We’ve all heard the saying, “Be the change you want to see in the world.”

RX Radio takes this to heart by giving a voice to those who are the most vulnerable and voiceless in our society – children.

This year, which celebrates its fifth anniversary, the radio officially went on the air for the first time on Saturday, May 20, 2017.

Based at the Red Cross War Memorial Children’s Hospital, it is one of the first radio stations in the world to have children and young reporters broadcasting from a hospital.

RX Radio broadcasts 24 hours a day, live and pre-recorded programs, including shows, music, podcasts and radio logs.

The station transmits sound and images via the hospital’s internal television system to all departments and public areas of the hospital.

It also streams the same content live on its website and app.

But Noluyolo Ngomani, station manager of RX Radio, says they are much more than just a radio station.

“We are also an advocacy unit, advocating for children’s rights, advocating for health promotion, health education and just to make sure children’s voices are widely heard.”

She says the main aim of the radio station is to create a platform for communication between hospitalized children, their parents and healthcare workers.

“Just to provide space for them to talk about issues that are important to them – especially children with chronic illnesses. They are rarely given the opportunity to talk about anything, even less about their health, their fears, their worries.

Ngomani says the station gives them the opportunity to be part of the conversation, to talk about advocacy work, children’s rights and the provision of services to them at the hospital.

RX Radio journalists Yaseen Blankenberg, Imaad Gopaul and Radley Theunissen.

She says they also wanted to help with the healing process of the children in the hospital.

“To create a space where they can be motivated, a platform where they can be empowered as children and, for future purposes, contribute to their development. Most of our reporters have now decided to open their careers and become journalists.

One of them is Emily Olivier.

The 14-year-old, who lives in Ottery, has been a reporter for RX Radio for four years. She explains that she does not go to the hospital, but often accompanies her twin sister, Hannah, to the hospital for appointments. Currently, she hosts a show called “Let’s talk with Emily”.

She says that before she started at RX Radio, she had no idea how much she would like to be in front of the microphone and the cameras.

“But now I love it and would really like to make a job out of it one day,” says Emily.

Radley Theunissen, 13, from Kenilworth, has been a journalist for six months. Diagnosed with a stage 3 brain tumor in 2018, he says he saw the other journalists in action during a visit and took an interest in them.

A self-described introvert, he says his first interview was nerve-wracking, although he cites it as his favourite.

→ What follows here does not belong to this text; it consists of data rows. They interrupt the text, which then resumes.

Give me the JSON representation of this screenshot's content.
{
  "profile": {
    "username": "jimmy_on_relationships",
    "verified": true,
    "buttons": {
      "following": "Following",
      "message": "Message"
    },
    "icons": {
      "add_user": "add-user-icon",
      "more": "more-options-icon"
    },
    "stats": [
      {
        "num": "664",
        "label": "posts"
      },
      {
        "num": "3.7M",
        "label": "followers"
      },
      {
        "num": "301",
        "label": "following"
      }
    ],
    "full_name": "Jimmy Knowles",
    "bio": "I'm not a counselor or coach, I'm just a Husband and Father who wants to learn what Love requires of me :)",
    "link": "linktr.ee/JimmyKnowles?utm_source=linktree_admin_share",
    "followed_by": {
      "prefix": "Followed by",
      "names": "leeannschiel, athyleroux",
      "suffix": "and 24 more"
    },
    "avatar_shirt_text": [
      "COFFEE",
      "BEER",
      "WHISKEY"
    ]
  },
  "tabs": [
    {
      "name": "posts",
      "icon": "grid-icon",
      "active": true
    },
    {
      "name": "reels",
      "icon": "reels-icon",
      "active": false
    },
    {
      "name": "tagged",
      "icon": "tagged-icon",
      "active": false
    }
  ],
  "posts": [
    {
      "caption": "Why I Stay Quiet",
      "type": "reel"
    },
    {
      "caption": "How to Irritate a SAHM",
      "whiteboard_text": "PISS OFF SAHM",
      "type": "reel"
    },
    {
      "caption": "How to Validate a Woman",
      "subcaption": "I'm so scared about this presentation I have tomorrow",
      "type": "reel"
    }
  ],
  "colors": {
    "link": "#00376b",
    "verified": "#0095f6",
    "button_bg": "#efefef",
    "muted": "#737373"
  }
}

“It was with my brother Leighton, 24, and my mom, Tania,” Radley pointed out.

“I asked them about things like what it’s like to be in the hospital with me. I always wanted to ask such questions, but I never really had time to have this kind of conversation with them.

Yaseen Blankenberg (12) from Hanover Park has been involved with the radio station since last September.

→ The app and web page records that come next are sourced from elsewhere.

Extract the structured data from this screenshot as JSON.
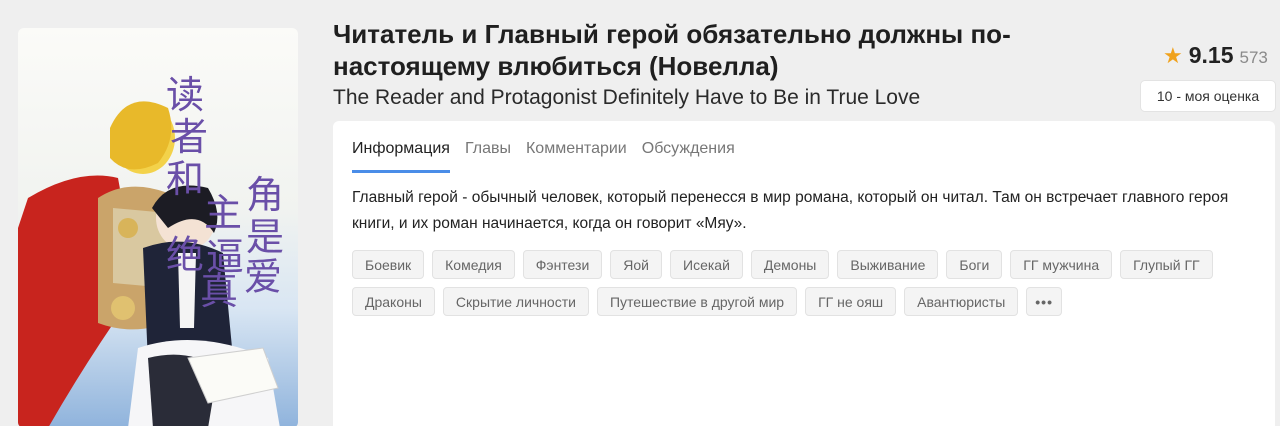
{
  "novel": {
    "title": "Читатель и Главный герой обязательно должны по-настоящему влюбиться (Новелла)",
    "title_line1": "Читатель и Главный герой обязательно должны по-",
    "title_line2": "настоящему влюбиться (Новелла)",
    "alt_title": "The Reader and Protagonist Definitely Have to Be in True Love",
    "cover_chars": [
      "读",
      "者",
      "和",
      "主",
      "角",
      "绝",
      "逼",
      "是",
      "真",
      "爱"
    ]
  },
  "rating": {
    "value": "9.15",
    "count": "573",
    "my_rating": "10 - моя оценка",
    "star_color": "#f0a21c"
  },
  "tabs": [
    {
      "label": "Информация",
      "active": true
    },
    {
      "label": "Главы",
      "active": false
    },
    {
      "label": "Комментарии",
      "active": false
    },
    {
      "label": "Обсуждения",
      "active": false
    }
  ],
  "description": "Главный герой - обычный человек, который перенесся в мир романа, который он читал. Там он встречает главного героя книги, и их роман начинается, когда он говорит «Мяу».",
  "tags": [
    "Боевик",
    "Комедия",
    "Фэнтези",
    "Яой",
    "Исекай",
    "Демоны",
    "Выживание",
    "Боги",
    "ГГ мужчина",
    "Глупый ГГ",
    "Драконы",
    "Скрытие личности",
    "Путешествие в другой мир",
    "ГГ не ояш",
    "Авантюристы"
  ],
  "more_tags_label": "•••",
  "colors": {
    "accent": "#4a8de8",
    "background": "#efefef"
  }
}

His favorite interview is also the one he had with his mother, Feroza, “because my mother means everything to me and I love her”.

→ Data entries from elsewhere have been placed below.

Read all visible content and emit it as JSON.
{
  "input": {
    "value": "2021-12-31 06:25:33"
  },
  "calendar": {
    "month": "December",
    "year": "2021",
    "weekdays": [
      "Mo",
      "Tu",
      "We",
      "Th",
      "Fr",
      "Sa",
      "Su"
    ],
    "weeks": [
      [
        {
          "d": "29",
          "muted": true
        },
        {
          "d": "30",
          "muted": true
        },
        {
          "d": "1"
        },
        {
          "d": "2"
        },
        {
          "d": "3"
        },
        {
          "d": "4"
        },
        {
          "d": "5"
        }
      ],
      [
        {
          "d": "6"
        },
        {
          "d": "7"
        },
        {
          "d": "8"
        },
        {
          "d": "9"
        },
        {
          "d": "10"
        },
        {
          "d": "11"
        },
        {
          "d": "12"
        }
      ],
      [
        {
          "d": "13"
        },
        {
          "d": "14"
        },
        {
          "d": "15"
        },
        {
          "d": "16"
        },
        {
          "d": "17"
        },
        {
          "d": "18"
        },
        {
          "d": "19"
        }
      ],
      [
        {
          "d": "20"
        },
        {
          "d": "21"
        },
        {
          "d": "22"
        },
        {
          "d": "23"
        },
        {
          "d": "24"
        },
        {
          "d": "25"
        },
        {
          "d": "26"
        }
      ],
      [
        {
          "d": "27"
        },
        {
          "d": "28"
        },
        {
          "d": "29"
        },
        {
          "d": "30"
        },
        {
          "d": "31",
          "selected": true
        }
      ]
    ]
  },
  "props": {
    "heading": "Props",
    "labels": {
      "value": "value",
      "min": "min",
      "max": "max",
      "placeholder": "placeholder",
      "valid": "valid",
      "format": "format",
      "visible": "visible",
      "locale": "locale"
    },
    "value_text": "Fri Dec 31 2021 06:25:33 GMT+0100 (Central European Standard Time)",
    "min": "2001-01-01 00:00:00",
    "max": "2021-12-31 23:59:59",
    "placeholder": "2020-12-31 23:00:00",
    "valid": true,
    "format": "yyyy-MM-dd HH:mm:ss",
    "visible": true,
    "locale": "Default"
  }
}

Yaseen, who also wants to be a radio journalist when he grows up, says the experience has helped him talk about his feelings.

“I used to be shy to talk about my feelings, but now I’ve built them up so I can say what I feel and what I like and what I don’t like. My mum always asked me, ‘It’s ok, that’s it. go ?’ and I would just say yes, even though I wasn’t well.

Imaad Gopaul (10) from Pelican Park is a regular on radio reports. He joined the RX Radio team when he was only four years old.

Imaad says he was born upside down.

“I have a heart problem, so they had to operate on me because my hands were blue. They had to operate on me three times – once this year.

Today, Imaad does weather, traffic and sports reporting. He says his experience as a journalist has given him so many stories to share with his classmates.

“At school, when it’s story time, I can say that I met the president (Cyril Ramaphosa) in 2019. Hearing such stories, everyone in my class will be shocked.”

RX Radio has appealed to funders, philanthropists and the community at large to support the station with a donation.

“Children’s voices are still rarely supported, but they are needed in every conversation,” says Ngomani.

  • For more information about the radio station, visit www.rxradio.co.za